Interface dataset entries

+ + + + +

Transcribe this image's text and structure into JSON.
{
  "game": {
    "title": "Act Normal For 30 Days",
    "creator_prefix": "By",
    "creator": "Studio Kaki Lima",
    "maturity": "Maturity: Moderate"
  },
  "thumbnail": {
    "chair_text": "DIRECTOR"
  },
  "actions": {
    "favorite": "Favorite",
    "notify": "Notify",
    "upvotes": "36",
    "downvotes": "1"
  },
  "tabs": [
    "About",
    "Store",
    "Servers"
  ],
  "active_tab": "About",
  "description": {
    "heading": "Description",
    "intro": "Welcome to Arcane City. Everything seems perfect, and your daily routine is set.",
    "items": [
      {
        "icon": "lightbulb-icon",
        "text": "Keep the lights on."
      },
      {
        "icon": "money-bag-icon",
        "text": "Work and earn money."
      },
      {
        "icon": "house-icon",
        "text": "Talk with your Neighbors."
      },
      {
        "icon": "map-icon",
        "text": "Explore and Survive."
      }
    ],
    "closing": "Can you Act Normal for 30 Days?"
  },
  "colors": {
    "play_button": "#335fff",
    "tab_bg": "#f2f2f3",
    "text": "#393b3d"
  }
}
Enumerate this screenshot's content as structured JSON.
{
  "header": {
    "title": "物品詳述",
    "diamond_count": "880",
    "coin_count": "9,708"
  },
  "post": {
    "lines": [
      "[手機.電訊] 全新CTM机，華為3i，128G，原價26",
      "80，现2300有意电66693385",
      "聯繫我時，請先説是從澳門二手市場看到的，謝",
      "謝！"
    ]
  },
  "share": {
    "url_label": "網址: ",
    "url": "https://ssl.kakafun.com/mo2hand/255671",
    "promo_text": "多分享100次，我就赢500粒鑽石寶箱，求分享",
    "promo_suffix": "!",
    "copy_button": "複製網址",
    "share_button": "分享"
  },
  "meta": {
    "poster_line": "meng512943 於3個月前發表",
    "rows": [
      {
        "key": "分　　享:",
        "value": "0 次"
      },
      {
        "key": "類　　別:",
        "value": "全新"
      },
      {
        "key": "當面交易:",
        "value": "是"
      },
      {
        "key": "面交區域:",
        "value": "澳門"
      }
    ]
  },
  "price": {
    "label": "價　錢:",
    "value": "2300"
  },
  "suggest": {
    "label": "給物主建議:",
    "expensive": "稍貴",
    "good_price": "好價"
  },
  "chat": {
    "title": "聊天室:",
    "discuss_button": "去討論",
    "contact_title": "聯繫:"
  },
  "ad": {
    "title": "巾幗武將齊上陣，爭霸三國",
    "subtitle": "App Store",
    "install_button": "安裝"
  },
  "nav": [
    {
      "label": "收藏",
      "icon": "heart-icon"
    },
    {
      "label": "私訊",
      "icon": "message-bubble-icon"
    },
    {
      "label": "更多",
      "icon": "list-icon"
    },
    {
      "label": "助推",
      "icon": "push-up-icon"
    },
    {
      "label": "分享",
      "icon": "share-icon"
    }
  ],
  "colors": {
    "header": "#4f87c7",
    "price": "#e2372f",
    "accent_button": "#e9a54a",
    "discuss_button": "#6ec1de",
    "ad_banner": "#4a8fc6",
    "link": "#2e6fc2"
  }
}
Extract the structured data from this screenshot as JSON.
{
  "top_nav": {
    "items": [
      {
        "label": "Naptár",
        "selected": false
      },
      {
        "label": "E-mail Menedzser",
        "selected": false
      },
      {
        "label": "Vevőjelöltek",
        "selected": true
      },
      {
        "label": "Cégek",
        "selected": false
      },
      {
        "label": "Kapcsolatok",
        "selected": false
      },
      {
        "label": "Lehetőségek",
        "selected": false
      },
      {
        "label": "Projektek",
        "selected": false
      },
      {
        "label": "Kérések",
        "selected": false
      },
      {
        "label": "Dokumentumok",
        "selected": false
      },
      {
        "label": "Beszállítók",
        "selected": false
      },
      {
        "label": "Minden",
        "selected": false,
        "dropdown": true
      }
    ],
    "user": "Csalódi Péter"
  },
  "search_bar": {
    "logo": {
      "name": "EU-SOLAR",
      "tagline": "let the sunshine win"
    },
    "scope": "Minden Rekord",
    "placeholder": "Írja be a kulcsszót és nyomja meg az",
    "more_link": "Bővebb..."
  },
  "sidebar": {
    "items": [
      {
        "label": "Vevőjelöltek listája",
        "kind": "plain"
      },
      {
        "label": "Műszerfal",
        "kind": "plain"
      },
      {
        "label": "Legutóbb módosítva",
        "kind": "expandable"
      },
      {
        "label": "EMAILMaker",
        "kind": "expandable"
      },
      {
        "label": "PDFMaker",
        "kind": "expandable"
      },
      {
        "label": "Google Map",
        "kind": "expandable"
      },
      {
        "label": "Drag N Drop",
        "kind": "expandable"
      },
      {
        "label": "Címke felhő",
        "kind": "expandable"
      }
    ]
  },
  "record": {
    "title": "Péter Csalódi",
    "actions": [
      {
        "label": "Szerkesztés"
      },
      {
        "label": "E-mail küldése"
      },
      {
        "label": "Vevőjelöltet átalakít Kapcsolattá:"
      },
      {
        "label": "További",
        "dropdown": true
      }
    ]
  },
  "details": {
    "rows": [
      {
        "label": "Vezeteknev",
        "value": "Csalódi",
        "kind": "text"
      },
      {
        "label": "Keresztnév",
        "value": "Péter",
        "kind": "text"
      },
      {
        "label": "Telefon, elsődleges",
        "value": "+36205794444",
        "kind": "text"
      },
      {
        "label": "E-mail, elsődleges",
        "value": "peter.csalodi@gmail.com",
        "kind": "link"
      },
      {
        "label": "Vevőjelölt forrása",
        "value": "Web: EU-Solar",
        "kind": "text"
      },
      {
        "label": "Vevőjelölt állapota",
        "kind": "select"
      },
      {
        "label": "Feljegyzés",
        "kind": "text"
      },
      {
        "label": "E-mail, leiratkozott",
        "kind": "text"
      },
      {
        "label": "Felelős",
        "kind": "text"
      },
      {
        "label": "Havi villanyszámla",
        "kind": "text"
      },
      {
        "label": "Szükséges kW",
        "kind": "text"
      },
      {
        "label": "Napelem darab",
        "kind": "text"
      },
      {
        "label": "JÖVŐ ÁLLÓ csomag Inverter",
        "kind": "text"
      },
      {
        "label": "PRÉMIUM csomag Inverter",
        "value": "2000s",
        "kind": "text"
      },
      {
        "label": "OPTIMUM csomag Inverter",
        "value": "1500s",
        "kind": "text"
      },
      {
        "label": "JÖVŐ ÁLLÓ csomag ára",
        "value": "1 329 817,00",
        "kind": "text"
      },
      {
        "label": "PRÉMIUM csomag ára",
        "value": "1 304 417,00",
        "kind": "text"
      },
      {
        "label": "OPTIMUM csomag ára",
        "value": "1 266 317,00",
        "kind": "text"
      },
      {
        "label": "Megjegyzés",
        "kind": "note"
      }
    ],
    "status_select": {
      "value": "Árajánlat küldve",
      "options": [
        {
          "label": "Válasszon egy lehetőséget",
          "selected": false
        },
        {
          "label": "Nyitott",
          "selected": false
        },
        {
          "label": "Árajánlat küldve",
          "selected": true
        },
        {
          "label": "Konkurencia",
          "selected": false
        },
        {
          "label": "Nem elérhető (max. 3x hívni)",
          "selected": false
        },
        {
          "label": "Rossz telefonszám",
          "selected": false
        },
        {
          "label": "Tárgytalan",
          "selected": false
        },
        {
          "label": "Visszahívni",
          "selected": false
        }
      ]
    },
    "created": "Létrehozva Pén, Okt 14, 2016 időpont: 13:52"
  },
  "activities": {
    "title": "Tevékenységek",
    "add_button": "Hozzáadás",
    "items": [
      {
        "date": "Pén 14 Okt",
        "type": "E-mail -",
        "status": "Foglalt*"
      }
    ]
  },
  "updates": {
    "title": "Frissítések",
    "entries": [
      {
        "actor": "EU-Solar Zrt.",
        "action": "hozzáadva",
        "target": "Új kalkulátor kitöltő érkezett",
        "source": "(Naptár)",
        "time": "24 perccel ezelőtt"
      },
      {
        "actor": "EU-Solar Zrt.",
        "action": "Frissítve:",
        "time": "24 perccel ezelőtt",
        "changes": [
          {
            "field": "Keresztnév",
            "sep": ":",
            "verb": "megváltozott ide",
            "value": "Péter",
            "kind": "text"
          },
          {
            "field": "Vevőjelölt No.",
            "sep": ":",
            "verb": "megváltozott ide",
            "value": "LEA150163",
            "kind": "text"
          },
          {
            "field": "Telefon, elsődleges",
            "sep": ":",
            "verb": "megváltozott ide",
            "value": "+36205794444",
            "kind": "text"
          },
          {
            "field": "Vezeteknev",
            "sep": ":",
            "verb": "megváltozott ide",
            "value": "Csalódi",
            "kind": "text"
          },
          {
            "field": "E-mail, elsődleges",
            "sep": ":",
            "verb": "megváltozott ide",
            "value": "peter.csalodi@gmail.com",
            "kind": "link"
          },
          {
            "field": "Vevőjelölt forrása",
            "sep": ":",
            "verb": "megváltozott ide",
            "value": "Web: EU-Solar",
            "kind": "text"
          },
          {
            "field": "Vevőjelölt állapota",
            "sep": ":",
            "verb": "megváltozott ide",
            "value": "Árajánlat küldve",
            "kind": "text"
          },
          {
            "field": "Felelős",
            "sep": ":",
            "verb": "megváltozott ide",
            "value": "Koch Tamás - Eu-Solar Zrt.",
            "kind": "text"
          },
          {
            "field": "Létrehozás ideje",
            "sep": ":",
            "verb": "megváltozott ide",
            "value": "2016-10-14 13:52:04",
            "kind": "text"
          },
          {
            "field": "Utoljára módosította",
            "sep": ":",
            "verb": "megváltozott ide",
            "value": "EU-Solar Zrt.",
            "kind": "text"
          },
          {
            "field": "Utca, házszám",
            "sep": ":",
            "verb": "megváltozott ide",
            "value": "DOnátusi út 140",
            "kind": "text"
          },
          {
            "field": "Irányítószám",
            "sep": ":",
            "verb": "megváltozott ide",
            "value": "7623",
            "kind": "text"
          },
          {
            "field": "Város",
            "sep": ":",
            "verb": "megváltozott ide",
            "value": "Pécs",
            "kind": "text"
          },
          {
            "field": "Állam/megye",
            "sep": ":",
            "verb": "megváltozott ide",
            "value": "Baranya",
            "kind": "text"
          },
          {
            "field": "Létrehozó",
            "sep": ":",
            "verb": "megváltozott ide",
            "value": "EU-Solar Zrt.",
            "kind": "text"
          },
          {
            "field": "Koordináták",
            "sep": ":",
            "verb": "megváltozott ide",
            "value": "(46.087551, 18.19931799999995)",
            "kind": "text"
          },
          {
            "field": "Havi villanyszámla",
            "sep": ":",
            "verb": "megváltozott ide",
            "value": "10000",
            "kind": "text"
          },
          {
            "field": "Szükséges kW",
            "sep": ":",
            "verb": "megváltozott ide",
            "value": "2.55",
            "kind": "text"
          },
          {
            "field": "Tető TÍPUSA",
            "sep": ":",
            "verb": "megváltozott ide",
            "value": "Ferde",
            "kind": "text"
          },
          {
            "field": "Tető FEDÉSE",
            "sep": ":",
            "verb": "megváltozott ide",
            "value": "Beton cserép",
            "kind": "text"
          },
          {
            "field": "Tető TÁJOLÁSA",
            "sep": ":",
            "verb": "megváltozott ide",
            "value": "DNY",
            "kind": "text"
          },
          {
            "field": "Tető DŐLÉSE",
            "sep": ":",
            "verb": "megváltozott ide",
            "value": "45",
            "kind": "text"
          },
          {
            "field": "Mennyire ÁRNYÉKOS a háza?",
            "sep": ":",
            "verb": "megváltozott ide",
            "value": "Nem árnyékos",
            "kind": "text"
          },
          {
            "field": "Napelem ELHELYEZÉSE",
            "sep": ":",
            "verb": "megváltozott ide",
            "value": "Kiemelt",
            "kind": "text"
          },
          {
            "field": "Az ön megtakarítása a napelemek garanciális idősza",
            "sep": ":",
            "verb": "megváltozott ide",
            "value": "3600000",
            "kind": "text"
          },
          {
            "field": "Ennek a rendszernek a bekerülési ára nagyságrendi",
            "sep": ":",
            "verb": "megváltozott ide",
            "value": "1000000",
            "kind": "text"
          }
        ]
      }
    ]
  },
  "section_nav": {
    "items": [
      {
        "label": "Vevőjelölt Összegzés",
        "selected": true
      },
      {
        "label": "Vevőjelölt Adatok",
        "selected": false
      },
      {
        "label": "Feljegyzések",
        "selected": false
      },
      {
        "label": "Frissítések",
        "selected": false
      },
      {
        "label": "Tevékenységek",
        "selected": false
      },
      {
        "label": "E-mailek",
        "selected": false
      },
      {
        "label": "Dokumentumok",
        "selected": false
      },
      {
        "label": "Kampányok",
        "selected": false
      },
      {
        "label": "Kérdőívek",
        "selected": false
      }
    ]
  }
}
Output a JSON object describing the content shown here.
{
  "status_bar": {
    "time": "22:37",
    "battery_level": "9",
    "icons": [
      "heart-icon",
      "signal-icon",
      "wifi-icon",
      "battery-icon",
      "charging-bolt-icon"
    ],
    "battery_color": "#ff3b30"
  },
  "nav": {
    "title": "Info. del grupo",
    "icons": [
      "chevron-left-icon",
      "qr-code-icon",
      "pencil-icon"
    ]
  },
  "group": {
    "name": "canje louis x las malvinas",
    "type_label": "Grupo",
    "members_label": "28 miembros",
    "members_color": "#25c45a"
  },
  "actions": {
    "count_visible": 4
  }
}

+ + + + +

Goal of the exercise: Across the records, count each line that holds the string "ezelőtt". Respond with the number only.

Task answer: 2